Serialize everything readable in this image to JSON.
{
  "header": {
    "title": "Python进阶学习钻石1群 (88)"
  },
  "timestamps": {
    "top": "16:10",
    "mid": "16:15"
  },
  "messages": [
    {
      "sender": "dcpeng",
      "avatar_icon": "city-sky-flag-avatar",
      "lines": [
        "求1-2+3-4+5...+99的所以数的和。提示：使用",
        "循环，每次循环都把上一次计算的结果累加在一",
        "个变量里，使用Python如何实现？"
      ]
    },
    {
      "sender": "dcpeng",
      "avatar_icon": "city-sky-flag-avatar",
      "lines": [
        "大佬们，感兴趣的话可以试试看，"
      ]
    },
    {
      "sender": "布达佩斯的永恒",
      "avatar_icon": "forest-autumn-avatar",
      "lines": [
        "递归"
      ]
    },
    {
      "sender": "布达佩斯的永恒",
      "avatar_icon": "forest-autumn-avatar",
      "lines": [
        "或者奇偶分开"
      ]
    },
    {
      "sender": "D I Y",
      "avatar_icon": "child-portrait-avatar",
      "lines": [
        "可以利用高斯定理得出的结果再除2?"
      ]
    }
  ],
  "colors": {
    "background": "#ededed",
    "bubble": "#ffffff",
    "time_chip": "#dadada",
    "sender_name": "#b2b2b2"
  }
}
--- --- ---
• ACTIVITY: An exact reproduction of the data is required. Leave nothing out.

• OUTPUT:
Serialize everything readable in this image to JSON.
{
  "header": {
    "title": "Python进阶学习钻石1群 (88)"
  },
  "timestamps": {
    "top": "16:10",
    "mid": "16:15"
  },
  "messages": [
    {
      "sender": "dcpeng",
      "avatar_icon": "city-sky-flag-avatar",
      "lines": [
        "求1-2+3-4+5...+99的所以数的和。提示：使用",
        "循环，每次循环都把上一次计算的结果累加在一",
        "个变量里，使用Python如何实现？"
      ]
    },
    {
      "sender": "dcpeng",
      "avatar_icon": "city-sky-flag-avatar",
      "lines": [
        "大佬们，感兴趣的话可以试试看，"
      ]
    },
    {
      "sender": "布达佩斯的永恒",
      "avatar_icon": "forest-autumn-avatar",
      "lines": [
        "递归"
      ]
    },
    {
      "sender": "布达佩斯的永恒",
      "avatar_icon": "forest-autumn-avatar",
      "lines": [
        "或者奇偶分开"
      ]
    },
    {
      "sender": "D I Y",
      "avatar_icon": "child-portrait-avatar",
      "lines": [
        "可以利用高斯定理得出的结果再除2?"
      ]
    }
  ],
  "colors": {
    "background": "#ededed",
    "bubble": "#ffffff",
    "time_chip": "#dadada",
    "sender_name": "#b2b2b2"
  }
}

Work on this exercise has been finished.